What Is a Golden Leash?
A "golden leash" is a way to keep a board member's interests aligned with that of the company through special incentives offered by a primary shareholder. The design of a golden leash is to provide the board member with the necessary incentives to act in the interests of the major shareholder. Most often, this is an activist hedge fund, or other institution, which is seeking to introduce a significant change in the target company's strategic direction. The golden leash provides the board member with a monetary gain if they act out the interests of the shareholder.
- A golden leash is an incentive package offered to a board member to influence their decisions to align with a company's shareholders.
- The incentive is often directly granted by a major or activist shareholder, such as a hedge fund or other institutional investor.
- Corporate governance watchdogs disparage this practice, arguing that it is biased and does not serve the best interests of all shareholders.
Understanding a Golden Leash
Shareholder activism is a way that shareholders can influence a corporation's behavior by exercising their rights as partial owners. Proponents of sound corporate governance often criticize golden leash agreements in these situations.

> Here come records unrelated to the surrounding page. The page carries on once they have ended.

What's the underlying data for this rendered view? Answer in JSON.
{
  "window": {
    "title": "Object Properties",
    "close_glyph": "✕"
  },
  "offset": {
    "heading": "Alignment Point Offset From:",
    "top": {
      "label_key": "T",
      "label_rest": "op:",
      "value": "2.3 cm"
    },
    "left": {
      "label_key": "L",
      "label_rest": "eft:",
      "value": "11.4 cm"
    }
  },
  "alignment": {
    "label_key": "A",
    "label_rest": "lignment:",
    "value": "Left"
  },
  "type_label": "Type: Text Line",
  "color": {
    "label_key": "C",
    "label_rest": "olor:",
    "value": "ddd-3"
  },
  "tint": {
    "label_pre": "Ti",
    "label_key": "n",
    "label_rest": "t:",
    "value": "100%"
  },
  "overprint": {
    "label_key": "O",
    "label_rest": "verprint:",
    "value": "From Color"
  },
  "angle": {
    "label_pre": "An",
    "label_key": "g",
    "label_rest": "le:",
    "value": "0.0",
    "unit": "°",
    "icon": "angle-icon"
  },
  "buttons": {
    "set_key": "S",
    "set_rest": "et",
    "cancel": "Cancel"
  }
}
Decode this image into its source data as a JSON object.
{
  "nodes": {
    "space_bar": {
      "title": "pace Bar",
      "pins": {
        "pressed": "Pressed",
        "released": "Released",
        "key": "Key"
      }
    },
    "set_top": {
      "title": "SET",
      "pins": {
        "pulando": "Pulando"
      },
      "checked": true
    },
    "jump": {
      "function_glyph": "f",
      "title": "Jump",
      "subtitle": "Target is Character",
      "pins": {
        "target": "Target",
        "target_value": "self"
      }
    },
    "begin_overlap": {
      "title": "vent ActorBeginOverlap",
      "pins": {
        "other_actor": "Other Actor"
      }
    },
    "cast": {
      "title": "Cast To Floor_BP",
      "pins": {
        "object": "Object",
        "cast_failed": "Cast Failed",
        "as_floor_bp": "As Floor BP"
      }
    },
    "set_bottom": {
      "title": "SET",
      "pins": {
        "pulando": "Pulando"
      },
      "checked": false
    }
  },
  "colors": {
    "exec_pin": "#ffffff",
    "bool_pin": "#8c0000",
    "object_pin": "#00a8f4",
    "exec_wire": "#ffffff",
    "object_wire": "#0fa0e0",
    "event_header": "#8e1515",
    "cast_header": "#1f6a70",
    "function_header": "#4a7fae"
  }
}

These critics feel that special incentives offered to directors may compromise their independence and lead them to favor their backer's agenda, rather than serve in the best interests of all shareholders.
However, others claim that a major shareholder will usually want a company to succeed, especially activist investors who believe that they can improve a company, particularly ailing ones, and turn them into profitable businesses. A strategy like this would then benefit all shareholders. In this case, a golden leash is seen as a way to control a board member to ensure they enact the trusted vision of the larger shareholder.
On July 1, 2016, the Securities and Exchange Commission (SEC) approved a Nasdaq rule that relates to golden leash situations. This rule requires U.S. companies listed on Nasdaq to publicly disclose any arrangements in which a third party provides compensation to a company's board of directors during their service in that role.
The rule helps prevent situations that could create conflicts of interest or the appearance of conflicts. Also, it helps avoid questions or doubts about a company leader's interests and priorities. In approving this rule, the SEC noted that the new policy essentially reinforces regulations already existing that relate to domestic issuers in the U.S., so the Nasdaq rule is most relevant in the case of foreign private issuers or other limited situations.
Criticisms of a Golden Leash
Those individuals that believe a golden leash is beneficial, argue that it helps bring talented individuals to the company through the promise of monetary compensation. A talented director on the board of a company is going to lead it in the right direction, particularly if their monetary incentives are aligned with the company. Despite this fact, there remain many critics of golden leashes.
One of the main concerns is that focusing on short-term price increases, increasing the current value of the firm, can harm the firm in the long term and its stability. This, of course, is a valid point, however, can be remedied by structuring a golden leash to a long-term time horizon.
Critics also argue that much of the monetary compensation is paid by a third party rather than the firm on which the board member sits. This, critics argue, strips away the independence of board directors, as well as their authority, if they are beholden to an external party. This too can be remedied by structuring compensation to come from within the firm.
The term golden leash became a part of popular financial parlance following the bitter proxy fight between Canadian fertilizer giant Agrium and its largest shareholder, the activist hedge fund, Jana Partners.
In the summer of 2012, Jana proposed that Agrium spin off its retail business to boost shareholder returns. However, Agrium steadfastly rejected Jana's proposal. The thought was that splitting up its retail and wholesale businesses would jeopardize its finances and erode shareholder value.
Jana responded by proposing a new slate of directors to serve on Agrium's board. Controversy followed this announcement. Jana revealed that its four nominee directors would receive a percentage of the profits earned by Jana Partners shareholdings of Agrium, within a three-year period commencing September 2012.
Agrium deemed this as a golden leash arrangement, unheard of in Canada at that time, and said it created an apparent conflict of interest that refuted the independence of Jana's nominee directors.